Only a number is wanted here: the count of lines in the data below where the string "Colombia" occurs.

Data records for software interfaces:
----
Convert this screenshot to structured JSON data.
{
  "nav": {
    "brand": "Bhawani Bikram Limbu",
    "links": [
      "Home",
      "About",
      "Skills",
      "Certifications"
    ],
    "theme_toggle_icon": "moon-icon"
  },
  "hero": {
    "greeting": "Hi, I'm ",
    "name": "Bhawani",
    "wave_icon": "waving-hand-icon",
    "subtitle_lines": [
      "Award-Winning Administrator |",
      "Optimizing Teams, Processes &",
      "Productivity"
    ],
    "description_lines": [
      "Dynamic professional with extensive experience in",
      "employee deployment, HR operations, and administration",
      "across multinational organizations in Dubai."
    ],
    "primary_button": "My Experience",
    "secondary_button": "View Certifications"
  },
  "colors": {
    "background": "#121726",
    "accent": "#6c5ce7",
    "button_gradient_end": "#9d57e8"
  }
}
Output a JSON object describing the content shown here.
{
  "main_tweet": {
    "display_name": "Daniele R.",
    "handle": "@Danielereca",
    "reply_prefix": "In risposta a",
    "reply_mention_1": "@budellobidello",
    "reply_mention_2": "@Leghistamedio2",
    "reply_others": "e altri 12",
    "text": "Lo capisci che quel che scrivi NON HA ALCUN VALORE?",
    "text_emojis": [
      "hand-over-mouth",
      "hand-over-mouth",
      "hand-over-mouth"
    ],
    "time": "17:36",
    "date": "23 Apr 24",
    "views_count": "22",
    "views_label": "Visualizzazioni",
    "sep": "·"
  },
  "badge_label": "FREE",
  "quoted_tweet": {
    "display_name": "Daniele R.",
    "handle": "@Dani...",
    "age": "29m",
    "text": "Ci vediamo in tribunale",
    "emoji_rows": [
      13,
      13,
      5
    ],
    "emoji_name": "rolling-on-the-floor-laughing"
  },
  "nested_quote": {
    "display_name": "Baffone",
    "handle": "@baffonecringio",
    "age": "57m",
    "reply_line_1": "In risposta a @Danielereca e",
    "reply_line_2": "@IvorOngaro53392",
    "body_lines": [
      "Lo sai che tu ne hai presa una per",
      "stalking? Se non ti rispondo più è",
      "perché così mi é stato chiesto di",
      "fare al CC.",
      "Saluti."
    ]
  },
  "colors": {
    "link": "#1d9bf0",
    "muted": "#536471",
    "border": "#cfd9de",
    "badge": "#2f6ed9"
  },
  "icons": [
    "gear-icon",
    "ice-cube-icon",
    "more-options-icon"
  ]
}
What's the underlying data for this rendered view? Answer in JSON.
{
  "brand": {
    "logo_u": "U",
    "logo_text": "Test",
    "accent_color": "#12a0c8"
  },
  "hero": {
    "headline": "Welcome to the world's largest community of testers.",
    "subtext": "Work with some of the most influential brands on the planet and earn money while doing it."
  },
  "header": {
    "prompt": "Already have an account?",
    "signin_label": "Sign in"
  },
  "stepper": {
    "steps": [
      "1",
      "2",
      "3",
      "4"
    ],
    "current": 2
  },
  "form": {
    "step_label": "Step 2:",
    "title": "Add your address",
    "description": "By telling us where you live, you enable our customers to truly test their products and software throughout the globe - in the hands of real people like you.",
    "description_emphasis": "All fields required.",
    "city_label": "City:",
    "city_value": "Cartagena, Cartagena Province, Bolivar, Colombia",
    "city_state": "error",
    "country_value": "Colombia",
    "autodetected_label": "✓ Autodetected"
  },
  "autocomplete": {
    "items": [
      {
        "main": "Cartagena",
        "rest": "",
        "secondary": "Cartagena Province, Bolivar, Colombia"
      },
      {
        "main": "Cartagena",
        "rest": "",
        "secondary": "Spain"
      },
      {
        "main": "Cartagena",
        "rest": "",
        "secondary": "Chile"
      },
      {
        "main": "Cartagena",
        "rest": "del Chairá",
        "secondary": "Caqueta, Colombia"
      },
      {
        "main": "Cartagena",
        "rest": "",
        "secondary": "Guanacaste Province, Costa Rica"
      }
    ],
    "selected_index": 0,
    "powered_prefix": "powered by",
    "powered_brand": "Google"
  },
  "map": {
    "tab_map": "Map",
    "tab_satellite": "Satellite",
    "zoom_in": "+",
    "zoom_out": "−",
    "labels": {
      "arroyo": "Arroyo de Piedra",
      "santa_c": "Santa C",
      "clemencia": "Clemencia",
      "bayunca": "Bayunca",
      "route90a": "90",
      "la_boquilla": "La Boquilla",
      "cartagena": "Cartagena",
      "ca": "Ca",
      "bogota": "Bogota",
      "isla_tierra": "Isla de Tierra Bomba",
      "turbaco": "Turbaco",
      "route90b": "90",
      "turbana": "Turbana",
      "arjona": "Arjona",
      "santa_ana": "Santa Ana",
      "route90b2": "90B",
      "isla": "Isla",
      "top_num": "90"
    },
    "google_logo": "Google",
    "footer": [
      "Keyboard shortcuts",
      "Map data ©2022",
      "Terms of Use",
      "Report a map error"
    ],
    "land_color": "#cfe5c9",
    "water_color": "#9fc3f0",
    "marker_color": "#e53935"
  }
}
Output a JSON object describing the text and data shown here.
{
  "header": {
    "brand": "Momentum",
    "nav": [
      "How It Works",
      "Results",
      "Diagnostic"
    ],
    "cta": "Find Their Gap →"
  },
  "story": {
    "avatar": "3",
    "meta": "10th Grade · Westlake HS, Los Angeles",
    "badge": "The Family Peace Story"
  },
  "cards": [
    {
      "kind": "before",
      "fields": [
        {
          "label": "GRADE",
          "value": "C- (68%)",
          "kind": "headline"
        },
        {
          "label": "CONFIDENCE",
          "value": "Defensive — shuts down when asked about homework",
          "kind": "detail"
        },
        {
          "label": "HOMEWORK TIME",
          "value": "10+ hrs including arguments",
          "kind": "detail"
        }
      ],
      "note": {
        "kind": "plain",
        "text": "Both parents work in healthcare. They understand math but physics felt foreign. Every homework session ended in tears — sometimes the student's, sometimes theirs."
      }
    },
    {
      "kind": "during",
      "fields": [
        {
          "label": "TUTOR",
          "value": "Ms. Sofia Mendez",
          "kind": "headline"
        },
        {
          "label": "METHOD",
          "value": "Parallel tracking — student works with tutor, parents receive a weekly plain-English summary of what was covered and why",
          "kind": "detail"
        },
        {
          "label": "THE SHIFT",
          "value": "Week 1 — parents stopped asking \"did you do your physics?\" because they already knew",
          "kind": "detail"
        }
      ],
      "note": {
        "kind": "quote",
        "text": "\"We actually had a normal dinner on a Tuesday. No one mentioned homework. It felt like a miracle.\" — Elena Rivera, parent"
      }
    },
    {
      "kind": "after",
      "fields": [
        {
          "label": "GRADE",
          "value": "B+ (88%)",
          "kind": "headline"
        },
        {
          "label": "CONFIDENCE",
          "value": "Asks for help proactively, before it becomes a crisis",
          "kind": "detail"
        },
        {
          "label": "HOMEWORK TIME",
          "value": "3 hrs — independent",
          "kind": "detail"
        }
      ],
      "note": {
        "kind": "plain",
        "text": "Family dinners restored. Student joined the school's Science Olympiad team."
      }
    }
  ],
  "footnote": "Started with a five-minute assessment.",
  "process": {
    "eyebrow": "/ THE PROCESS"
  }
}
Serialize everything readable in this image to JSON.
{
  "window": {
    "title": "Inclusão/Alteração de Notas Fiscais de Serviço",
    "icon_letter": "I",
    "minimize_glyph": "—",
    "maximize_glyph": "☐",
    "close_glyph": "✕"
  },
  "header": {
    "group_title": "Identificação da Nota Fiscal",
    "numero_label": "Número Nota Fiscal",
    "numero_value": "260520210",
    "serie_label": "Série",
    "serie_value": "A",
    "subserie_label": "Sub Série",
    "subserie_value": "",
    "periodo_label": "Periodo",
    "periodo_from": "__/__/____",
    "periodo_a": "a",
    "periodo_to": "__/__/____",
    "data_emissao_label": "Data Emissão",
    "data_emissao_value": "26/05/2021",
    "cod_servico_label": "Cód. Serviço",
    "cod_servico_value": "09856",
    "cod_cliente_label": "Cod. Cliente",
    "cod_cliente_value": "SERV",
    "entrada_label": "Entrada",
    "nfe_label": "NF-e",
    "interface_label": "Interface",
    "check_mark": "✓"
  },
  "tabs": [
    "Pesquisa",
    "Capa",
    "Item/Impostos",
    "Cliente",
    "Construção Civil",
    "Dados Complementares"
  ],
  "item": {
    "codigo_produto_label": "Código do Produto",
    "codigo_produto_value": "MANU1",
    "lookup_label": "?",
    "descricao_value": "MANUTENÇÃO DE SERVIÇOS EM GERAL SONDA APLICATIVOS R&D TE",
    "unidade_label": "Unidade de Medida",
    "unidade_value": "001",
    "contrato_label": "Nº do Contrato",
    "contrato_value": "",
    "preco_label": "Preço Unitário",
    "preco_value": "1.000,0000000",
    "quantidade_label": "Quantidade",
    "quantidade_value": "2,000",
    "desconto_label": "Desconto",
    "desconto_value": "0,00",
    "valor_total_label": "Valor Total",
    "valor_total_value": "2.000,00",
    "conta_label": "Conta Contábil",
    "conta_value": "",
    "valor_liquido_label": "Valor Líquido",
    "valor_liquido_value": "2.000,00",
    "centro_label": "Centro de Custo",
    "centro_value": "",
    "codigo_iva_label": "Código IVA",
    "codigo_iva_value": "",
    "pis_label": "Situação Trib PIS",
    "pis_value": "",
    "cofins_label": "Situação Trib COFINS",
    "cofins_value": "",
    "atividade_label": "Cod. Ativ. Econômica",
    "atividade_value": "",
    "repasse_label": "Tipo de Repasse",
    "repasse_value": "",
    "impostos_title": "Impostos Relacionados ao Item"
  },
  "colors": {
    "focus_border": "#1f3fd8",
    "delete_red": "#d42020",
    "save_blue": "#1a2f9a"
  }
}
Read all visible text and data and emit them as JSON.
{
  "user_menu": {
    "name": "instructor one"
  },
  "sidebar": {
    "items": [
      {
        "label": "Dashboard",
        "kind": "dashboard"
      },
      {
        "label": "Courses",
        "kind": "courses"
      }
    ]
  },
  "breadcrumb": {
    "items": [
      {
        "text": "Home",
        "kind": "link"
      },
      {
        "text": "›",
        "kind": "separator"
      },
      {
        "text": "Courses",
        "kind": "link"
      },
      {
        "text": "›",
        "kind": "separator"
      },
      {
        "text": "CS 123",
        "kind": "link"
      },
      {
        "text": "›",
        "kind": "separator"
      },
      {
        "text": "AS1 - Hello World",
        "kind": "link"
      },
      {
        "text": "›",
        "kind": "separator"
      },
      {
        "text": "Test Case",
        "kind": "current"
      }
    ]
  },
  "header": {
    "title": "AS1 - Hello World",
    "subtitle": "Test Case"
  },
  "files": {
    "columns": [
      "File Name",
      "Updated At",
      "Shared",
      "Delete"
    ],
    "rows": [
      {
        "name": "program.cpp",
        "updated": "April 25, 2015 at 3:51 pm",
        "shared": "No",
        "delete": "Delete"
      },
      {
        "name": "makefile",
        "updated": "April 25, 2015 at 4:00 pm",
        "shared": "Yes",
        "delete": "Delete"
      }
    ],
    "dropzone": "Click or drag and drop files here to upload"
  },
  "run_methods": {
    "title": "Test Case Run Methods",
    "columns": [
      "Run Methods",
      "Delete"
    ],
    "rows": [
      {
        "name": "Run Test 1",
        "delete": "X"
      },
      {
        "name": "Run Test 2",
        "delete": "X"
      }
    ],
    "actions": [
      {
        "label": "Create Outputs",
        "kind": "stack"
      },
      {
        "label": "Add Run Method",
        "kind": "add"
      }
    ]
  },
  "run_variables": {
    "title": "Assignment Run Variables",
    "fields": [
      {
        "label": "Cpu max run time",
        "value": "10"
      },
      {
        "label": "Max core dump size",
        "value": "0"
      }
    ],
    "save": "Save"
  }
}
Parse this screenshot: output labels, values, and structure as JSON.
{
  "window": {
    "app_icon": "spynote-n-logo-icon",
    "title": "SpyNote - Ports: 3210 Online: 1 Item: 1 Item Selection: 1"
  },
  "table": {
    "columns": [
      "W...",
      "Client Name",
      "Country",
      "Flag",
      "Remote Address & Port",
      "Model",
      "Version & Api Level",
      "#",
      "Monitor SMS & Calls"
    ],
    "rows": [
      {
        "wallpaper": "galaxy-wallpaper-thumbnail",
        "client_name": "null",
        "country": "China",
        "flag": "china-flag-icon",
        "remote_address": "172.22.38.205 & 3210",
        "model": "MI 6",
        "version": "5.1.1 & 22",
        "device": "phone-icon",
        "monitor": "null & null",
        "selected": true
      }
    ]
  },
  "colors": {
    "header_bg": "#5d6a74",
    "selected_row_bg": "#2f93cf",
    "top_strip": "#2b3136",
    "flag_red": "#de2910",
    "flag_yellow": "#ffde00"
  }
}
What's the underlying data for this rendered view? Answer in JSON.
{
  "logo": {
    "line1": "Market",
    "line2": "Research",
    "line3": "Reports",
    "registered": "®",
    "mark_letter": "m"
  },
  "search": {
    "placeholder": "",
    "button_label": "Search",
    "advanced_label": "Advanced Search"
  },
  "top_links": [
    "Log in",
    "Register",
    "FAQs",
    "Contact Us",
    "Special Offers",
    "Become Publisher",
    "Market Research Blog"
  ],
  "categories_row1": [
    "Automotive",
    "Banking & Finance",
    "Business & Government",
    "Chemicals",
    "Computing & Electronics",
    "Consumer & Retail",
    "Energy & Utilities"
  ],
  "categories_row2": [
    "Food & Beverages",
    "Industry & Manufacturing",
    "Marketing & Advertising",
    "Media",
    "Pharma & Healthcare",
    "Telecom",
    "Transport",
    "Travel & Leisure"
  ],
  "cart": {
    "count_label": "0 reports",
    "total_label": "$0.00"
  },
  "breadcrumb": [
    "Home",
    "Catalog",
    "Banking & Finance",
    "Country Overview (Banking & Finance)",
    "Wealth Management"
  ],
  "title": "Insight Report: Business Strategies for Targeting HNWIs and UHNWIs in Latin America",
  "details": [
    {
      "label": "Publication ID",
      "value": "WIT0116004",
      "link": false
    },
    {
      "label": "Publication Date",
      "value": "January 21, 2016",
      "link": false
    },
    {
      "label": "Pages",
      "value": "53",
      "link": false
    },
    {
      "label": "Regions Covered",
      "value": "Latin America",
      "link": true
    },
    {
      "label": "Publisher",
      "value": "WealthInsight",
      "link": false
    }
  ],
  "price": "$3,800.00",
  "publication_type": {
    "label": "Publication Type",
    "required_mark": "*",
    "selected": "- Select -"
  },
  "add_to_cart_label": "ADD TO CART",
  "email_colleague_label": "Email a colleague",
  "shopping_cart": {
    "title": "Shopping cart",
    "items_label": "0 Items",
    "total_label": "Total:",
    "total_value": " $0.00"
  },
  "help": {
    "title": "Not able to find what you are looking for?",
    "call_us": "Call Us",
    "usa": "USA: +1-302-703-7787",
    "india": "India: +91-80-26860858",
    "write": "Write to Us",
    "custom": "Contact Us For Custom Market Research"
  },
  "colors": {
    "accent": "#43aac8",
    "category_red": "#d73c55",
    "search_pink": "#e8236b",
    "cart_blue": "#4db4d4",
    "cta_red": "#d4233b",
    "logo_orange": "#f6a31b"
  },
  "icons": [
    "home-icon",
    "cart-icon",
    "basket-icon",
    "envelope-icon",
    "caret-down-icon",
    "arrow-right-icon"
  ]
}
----
YOUR RESPONSE:
4